“It just brought this level of authenticity that you wouldn’t be able to get with actors,” he says. “You can’t paint on those tattoos; you can’t paint on those scars. Those guys — the prisoner boxers, the ex-criminals, the transgender love interests — they all have life stories, and their bodies show that.”
He also began studying Thai, but upon arriving in Bangkok abandoned the language lessons for the sake of authenticity. “I was doing a lot of improvisation work with all the ex-prisoners, trying to kind of work out who was best for what roles. And what we figured out was that the less Thai I spoke and the less English those guys knew, the more interesting the interactions were, because we had to use body language and extreme facial gestures and physicality a lot more,” he says.
The pressure of portraying a living person — and one with such a weighty story — was eased knowing he was Moore’s first choice, Cole says. (Moore recognized him from the 2012 film “Offender”).
“Billy was a big advocate of me doing the part, playing him, which was amazing,” he says. “He’s banned from Thailand, so what that meant was we kind of had this big run-up of spending a lot of time together, and after that, I just kind of went on to spread my wings and do my own thing with it. And I think that kind of worked well in a way because then it takes on a life of its own.”
“What was amazing with Joe, like the real Billy Moore in fact, they both can be very masculine, violent and brutal, but also incredibly feminine, vulnerable and sensitive, almost sometimes with the innocence of a kid,” says the film’s director Jean-Stéphane Sauvaire. “Which is a great quality and incredible for an actor. Billy built his body as an armor, to defend himself in this prison environment, but inside there is a big heart.”
Since branching out from “Blinders,” Cole’s film credits include the Julia Roberts and Nicole Kidman film “Secret in Their Eyes” in 2015 and the 2017 Rodarte sisters’ “Woodshock.” Yet he was seeking out a prison film.
“Prison movies are kind of the seminal films and projects in certain actors’ careers, like Tom Hardy in ‘Bronson’ or Michael Fassbender in ‘Hunger,’ or ‘Un Prophète,’” he says. “These films are so all-encompassing for an actor, and they require so much — physically as well as kind of the mental side of it. I just thought it was a real gift, so I guess unconsciously I was chasing a film like this.”
Cole was raised in South London, then the Isle of Man, and found his way into acting after failing to get the grades he needed to attend university.

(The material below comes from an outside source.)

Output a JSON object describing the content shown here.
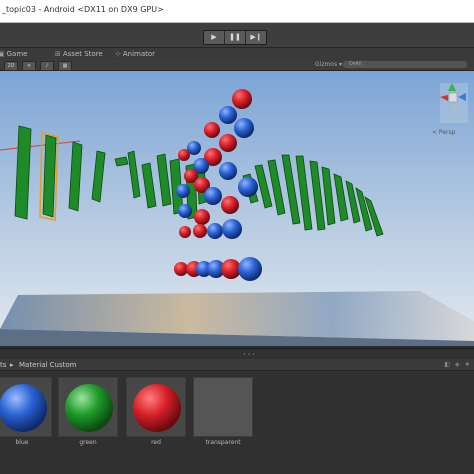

“I retook my A-levels, and I went back to my old school, and was in my brother’s year. And all my friends were around the U.K. at various universities, and I was back there, and I was selling carpets and I had a bit of a bad breakup and things like that,” Cole says. “And then I had this sort of moment of kind of clarity where I was like, ‘Do I really want to be this guy who’s getting into trouble?’ And then I did the National Youth Theatre, and I met a director there, and I got an agent working. But it came from a place of probably feeling sorry for myself and a bit of insecurity of not really knowing my place in the world. And I didn’t get the grades I needed to go to university, so my back was against the wall and I had to kind of find something I enjoyed. And that was acting.”
Leaving the security of “Peaky Blinders,” then, seems to be paying off for him in folds.
“It’s only when you do interviews you have to think about these things, but looking back, since I was in my early teens doing plays at Hollyfield School in South London, it was just a very cathartic thing,” he says of chasing roles. “And I just felt like I could lose myself in a role quite easily. It came quite naturally, being able to channel my emotion into a character.”